The Economist has an interesting article If You Can't Beat 'Em, Join 'Em on the NBA's disaster of a collective bargaining agreement "CBA" that has effectively ruined the chance of parity in the NBA, something it was meant to foster (hat tip Lawrence for the article) and set the stage for Kevin Durant joining the 73 win Golden State Warriors (note: I am a huge Warriors fan and still not happy that he left Oklahoma City from a basketball standpoint... though I am excited to watch Durant play more often).
Two of the main issues outlined:
1) Players are entitled to 51% of all basketball related revenue
Under the current CBA, the players are entitled to 51% of all basketball-related income. So when new money comes in, the team salary cap goes up—and when a lot of new money comes in, the cap goes up a lot.2) The max any player can receive is capped (at roughly $24 million, depending on service time which I'll ignore)
That gave every team an extra $24m of cap space to sign whoever they pleased—an amount that just happens to be nearly as large as the individual maximum.
What Does this Mean to the Compensation Structure of the NBA?
In simple terms... each team NEEDS to spend a certain amount of money (I say "needs" as the maximum amount each team can pay is likely below the clearing value if it were a free market) and the amount of money that can be paid to any individual player is capped. My guess is the result is players in aggregate make less, but that non-stars make much more (with the decrease being more than 100% compensated by the stars).
The below is a framework for my guess as to how players would be compensated with no collective bargaining agreement (i.e. a completely free market), with a cap of the current $94 million per team with no player cap, and the current cap of $94 million per team with each player being capped at ~$25 million / year (in the real world there are a lot of nuances in these numbers and they aren't meant to be exact).
- No CBA: in a free market, teams will simply pay more for talent as a whole (which is what we saw before there were huge penalties invoked in the latest CBA to team's that paid more than their allotment), which would also allow rookies to make more than the limits the league has imposed.
- Team's (not players) capped: there has been a lot of research already pointing to stars being underpaid in the current structure due to the max contract each player can receive.
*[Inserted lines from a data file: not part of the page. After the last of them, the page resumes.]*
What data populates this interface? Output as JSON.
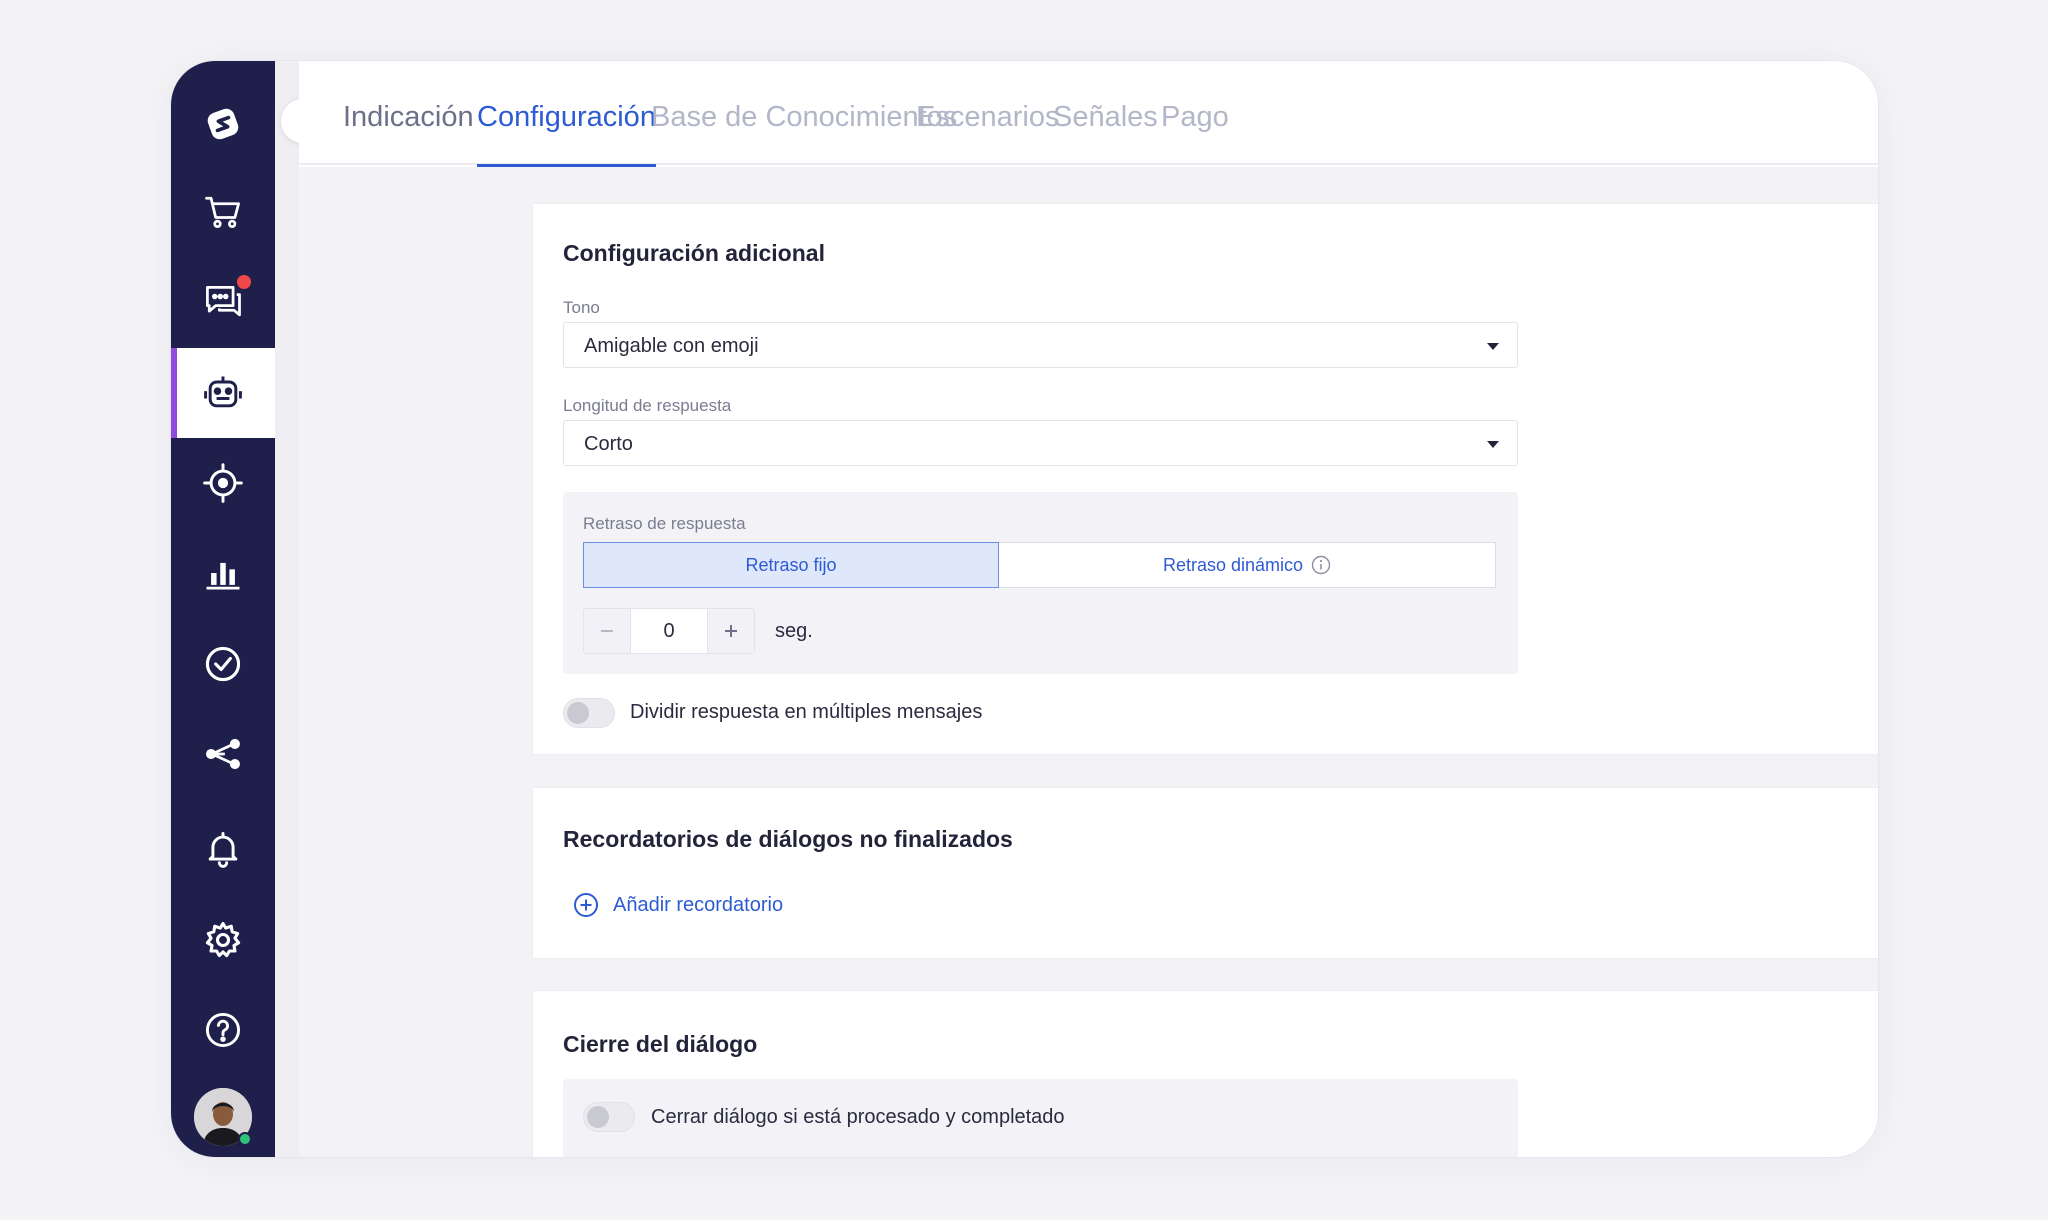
{
  "tabs": [
    {
      "label": "Indicación"
    },
    {
      "label": "Configuración"
    },
    {
      "label": "Base de Conocimientos"
    },
    {
      "label": "Escenarios"
    },
    {
      "label": "Señales"
    },
    {
      "label": "Pago"
    }
  ],
  "active_tab": "Configuración",
  "sidebar": {
    "items": [
      "logo-icon",
      "cart-icon",
      "chat-icon",
      "robot-icon",
      "target-icon",
      "chart-icon",
      "check-circle-icon",
      "share-icon",
      "bell-icon",
      "gear-icon",
      "help-icon"
    ],
    "active": "robot-icon",
    "accent": "#8f4be0",
    "background": "#1e1f4b"
  },
  "additional": {
    "title": "Configuración adicional",
    "tone_label": "Tono",
    "tone_value": "Amigable con emoji",
    "length_label": "Longitud de respuesta",
    "length_value": "Corto",
    "delay_label": "Retraso de respuesta",
    "fixed_delay": "Retraso fijo",
    "dynamic_delay": "Retraso dinámico",
    "delay_value": "0",
    "delay_unit": "seg.",
    "split_label": "Dividir respuesta en múltiples mensajes"
  },
  "reminders": {
    "title": "Recordatorios de diálogos no finalizados",
    "add_label": "Añadir recordatorio"
  },
  "closing": {
    "title": "Cierre del diálogo",
    "close_label": "Cerrar diálogo si está procesado y completado"
  },
  "colors": {
    "primary": "#2d5bd4",
    "notification": "#f04848",
    "online": "#2fc27a"
  }
}
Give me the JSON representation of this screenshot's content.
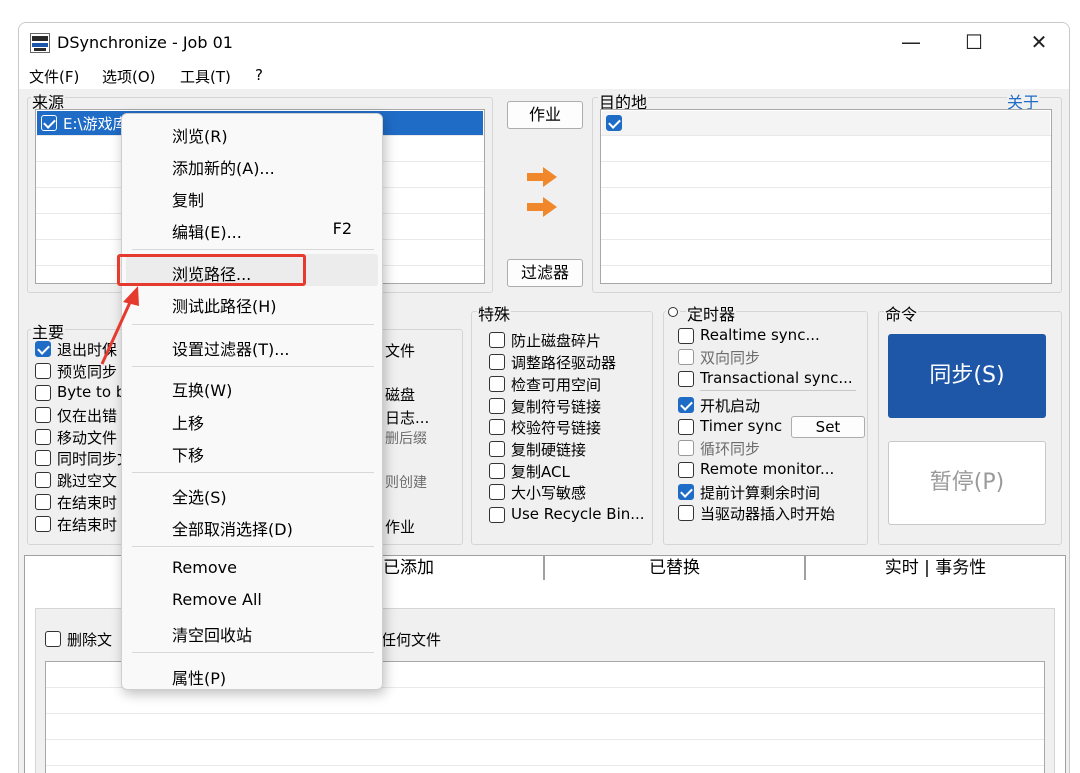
{
  "window": {
    "title": "DSynchronize - Job 01",
    "min_glyph": "—",
    "max_glyph": "☐",
    "close_glyph": "✕"
  },
  "menu": {
    "file": "文件(F)",
    "options": "选项(O)",
    "tools": "工具(T)",
    "help": "?"
  },
  "source": {
    "label": "来源",
    "item_path": "E:\\游戏库"
  },
  "dest": {
    "label": "目的地",
    "about": "关于"
  },
  "buttons": {
    "job": "作业",
    "filter": "过滤器",
    "sync": "同步(S)",
    "pause": "暂停(P)",
    "set": "Set"
  },
  "main_options": {
    "label": "主要",
    "items": [
      {
        "text": "退出时保",
        "checked": true
      },
      {
        "text": "预览同步",
        "checked": false
      },
      {
        "text": "Byte to b",
        "checked": false
      },
      {
        "text": "仅在出错",
        "checked": false
      },
      {
        "text": "移动文件",
        "checked": false
      },
      {
        "text": "同时同步文",
        "checked": false
      },
      {
        "text": "跳过空文",
        "checked": false
      },
      {
        "text": "在结束时",
        "checked": false
      },
      {
        "text": "在结束时",
        "checked": false
      }
    ],
    "partial": [
      "文件",
      "磁盘",
      "日志...",
      "删后缀",
      "则创建",
      "作业"
    ]
  },
  "special": {
    "label": "特殊",
    "items": [
      {
        "text": "防止磁盘碎片",
        "checked": false
      },
      {
        "text": "调整路径驱动器",
        "checked": false
      },
      {
        "text": "检查可用空间",
        "checked": false
      },
      {
        "text": "复制符号链接",
        "checked": false
      },
      {
        "text": "校验符号链接",
        "checked": false
      },
      {
        "text": "复制硬链接",
        "checked": false
      },
      {
        "text": "复制ACL",
        "checked": false
      },
      {
        "text": "大小写敏感",
        "checked": false
      },
      {
        "text": "Use Recycle Bin...",
        "checked": false
      }
    ]
  },
  "timer": {
    "label": "定时器",
    "items": [
      {
        "text": "Realtime sync...",
        "checked": false
      },
      {
        "text": "双向同步",
        "checked": false
      },
      {
        "text": "Transactional sync...",
        "checked": false
      },
      {
        "text": "开机启动",
        "checked": true
      },
      {
        "text": "Timer sync",
        "checked": false
      },
      {
        "text": "循环同步",
        "checked": false
      },
      {
        "text": "Remote monitor...",
        "checked": false
      },
      {
        "text": "提前计算剩余时间",
        "checked": true
      },
      {
        "text": "当驱动器插入时开始",
        "checked": false
      }
    ]
  },
  "command": {
    "label": "命令"
  },
  "tabs": {
    "added": "已添加",
    "replaced": "已替换",
    "realtime": "实时 | 事务性"
  },
  "bottom": {
    "delete_label": "删除文",
    "partial": "任何文件"
  },
  "context_menu": {
    "browse": "浏览(R)",
    "add_new": "添加新的(A)...",
    "copy": "复制",
    "edit": "编辑(E)...",
    "edit_shortcut": "F2",
    "browse_path": "浏览路径...",
    "test_path": "测试此路径(H)",
    "set_filter": "设置过滤器(T)...",
    "swap": "互换(W)",
    "move_up": "上移",
    "move_down": "下移",
    "select_all": "全选(S)",
    "deselect_all": "全部取消选择(D)",
    "remove": "Remove",
    "remove_all": "Remove All",
    "empty_bin": "清空回收站",
    "properties": "属性(P)"
  },
  "colors": {
    "accent": "#1f57a8",
    "selection": "#1f6cc7",
    "highlight": "#e53b2f",
    "arrow": "#f0872a"
  }
}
Given only 5 players can play at any time and the fact that one player can turn a team from mediocre to the world champs (unlike in a sport such as football), true stars should make multiples more than anyone else and would likely receive the marginal dollar if an owner had to choose.
- Team's capped + max player contract: if a player would have otherwise made more in % of a team's payroll in a capped structure, then by definition limiting these stars to a certain $$ amount would increase the amount all others could / need to receive.
The real lesson from Mr Durant’s decision is the same as the one provided by Mr James’s original move to Miami: that the NBA’s CBA is a train wreck. At the very least, the maximum contract needs to go—it reduces the entire art of team-building into a sycophantic exercise of courting superstars who cannot be paid what they are worth.It should be no surprise that if you can't compensate a player much closer to what they are worth if they stay (or in other words... penalize a player more for leaving), they will be more likely to leave an existing team for other forms of compensation (including improved odds of a championship, a more ideal living location, friendship, other forms of compensation, etc...), all of which are more likely only at a handful of teams in the league... including Golden State.